> **What is expected**
Please report every line in the entries that contains the string "Adjusting".
Records shown Block Start
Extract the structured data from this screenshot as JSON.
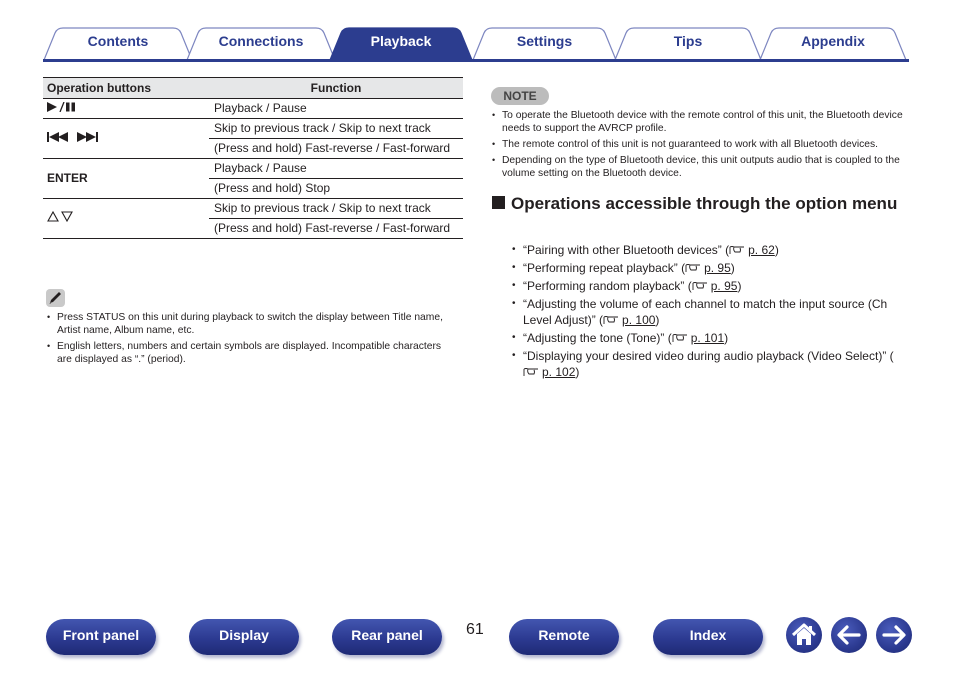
{
  "tabs": [
    {
      "label": "Contents",
      "active": false
    },
    {
      "label": "Connections",
      "active": false
    },
    {
      "label": "Playback",
      "active": true
    },
    {
      "label": "Settings",
      "active": false
    },
    {
      "label": "Tips",
      "active": false
    },
    {
      "label": "Appendix",
      "active": false
    }
  ],
  "table": {
    "headers": [
      "Operation buttons",
      "Function"
    ],
    "rows": [
      {
        "button": "►/❚❚",
        "functions": [
          "Playback / Pause"
        ]
      },
      {
        "button": "⏮ ⏭",
        "functions": [
          "Skip to previous track / Skip to next track",
          "(Press and hold) Fast-reverse / Fast-forward"
        ]
      },
      {
        "button": "ENTER",
        "functions": [
          "Playback / Pause",
          "(Press and hold) Stop"
        ]
      },
      {
        "button": "△ ▽",
        "functions": [
          "Skip to previous track / Skip to next track",
          "(Press and hold) Fast-reverse / Fast-forward"
        ]
      }
    ]
  },
  "tip_notes": [
    "Press STATUS on this unit during playback to switch the display between Title name, Artist name, Album name, etc.",
    "English letters, numbers and certain symbols are displayed. Incompatible characters are displayed as “.” (period)."
  ],
  "note": {
    "badge": "NOTE",
    "items": [
      "To operate the Bluetooth device with the remote control of this unit, the Bluetooth device needs to support the AVRCP profile.",
      "The remote control of this unit is not guaranteed to work with all Bluetooth devices.",
      "Depending on the type of Bluetooth device, this unit outputs audio that is coupled to the volume setting on the Bluetooth device."
    ]
  },
  "section": {
    "title": "Operations accessible through the option menu",
    "items": [
      {
        "text": "“Pairing with other Bluetooth devices” (",
        "ref": "p. 62"
      },
      {
        "text": "“Performing repeat playback” (",
        "ref": "p. 95"
      },
      {
        "text": "“Performing random playback” (",
        "ref": "p. 95"
      },
      {
        "text": "“Adjusting the volume of each channel to match the input source (Ch Level Adjust)” (",
        "ref": "p. 100"
      },
      {
        "text": "“Adjusting the tone (Tone)” (",
        "ref": "p. 101"
      },
      {
        "text": "“Displaying your desired video during audio playback (Video Select)” (",
        "ref": "p. 102"
      }
    ]
  },
  "footer": {
    "buttons": [
      "Front panel",
      "Display",
      "Rear panel",
      "Remote",
      "Index"
    ],
    "page_number": "61",
    "icons": [
      "home-icon",
      "back-arrow-icon",
      "forward-arrow-icon"
    ]
  },
  "colors": {
    "brand": "#2c3d8f",
    "header_bg": "#e6e7e8",
    "note_badge": "#bcbcbc"
  }
}
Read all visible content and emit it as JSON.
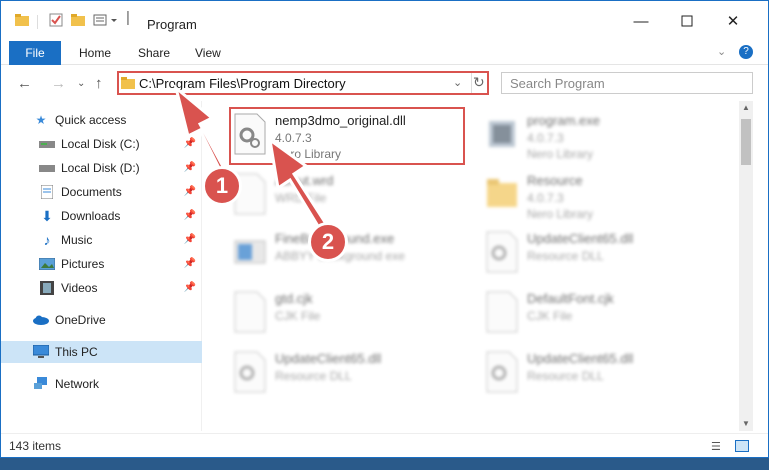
{
  "title": "Program",
  "ribbon": {
    "tabs": [
      "File",
      "Home",
      "Share",
      "View"
    ]
  },
  "address": {
    "path": "C:\\Program Files\\Program Directory"
  },
  "search": {
    "placeholder": "Search Program"
  },
  "sidebar": {
    "items": [
      {
        "label": "Quick access",
        "icon": "star-icon"
      },
      {
        "label": "Local Disk (C:)",
        "icon": "drive-icon"
      },
      {
        "label": "Local Disk (D:)",
        "icon": "drive-icon"
      },
      {
        "label": "Documents",
        "icon": "documents-icon"
      },
      {
        "label": "Downloads",
        "icon": "download-icon"
      },
      {
        "label": "Music",
        "icon": "music-icon"
      },
      {
        "label": "Pictures",
        "icon": "pictures-icon"
      },
      {
        "label": "Videos",
        "icon": "videos-icon"
      },
      {
        "label": "OneDrive",
        "icon": "cloud-icon"
      },
      {
        "label": "This PC",
        "icon": "pc-icon"
      },
      {
        "label": "Network",
        "icon": "network-icon"
      }
    ]
  },
  "files": [
    {
      "name": "nemp3dmo_original.dll",
      "line1": "4.0.7.3",
      "line2": "Nero Library",
      "icon": "gear-file-icon"
    },
    {
      "name": "program.exe",
      "line1": "4.0.7.3",
      "line2": "Nero Library",
      "icon": "app-icon"
    },
    {
      "name": "About.wrd",
      "line1": "WRD File",
      "line2": "",
      "icon": "file-icon"
    },
    {
      "name": "Resource",
      "line1": "4.0.7.3",
      "line2": "Nero Library",
      "icon": "folder-icon"
    },
    {
      "name": "FineBackground.exe",
      "line1": "ABBYY Background exe",
      "line2": "",
      "icon": "app-icon"
    },
    {
      "name": "UpdateClient65.dll",
      "line1": "Resource DLL",
      "line2": "",
      "icon": "gear-file-icon"
    },
    {
      "name": "gtd.cjk",
      "line1": "CJK File",
      "line2": "",
      "icon": "file-icon"
    },
    {
      "name": "DefaultFont.cjk",
      "line1": "CJK File",
      "line2": "",
      "icon": "file-icon"
    },
    {
      "name": "UpdateClient65.dll",
      "line1": "Resource DLL",
      "line2": "",
      "icon": "gear-file-icon"
    },
    {
      "name": "UpdateClient65.dll",
      "line1": "Resource DLL",
      "line2": "",
      "icon": "gear-file-icon"
    }
  ],
  "status": {
    "count": "143 items"
  },
  "annotations": {
    "step1": "1",
    "step2": "2"
  },
  "colors": {
    "accent": "#1a6fc4",
    "highlight": "#d9534f"
  }
}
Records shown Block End
> **Reply to the task**
        "text": "“Adjusting the volume of each channel to match the input source (Ch Level Adjust)” (",
        "text": "“Adjusting the tone (Tone)” (",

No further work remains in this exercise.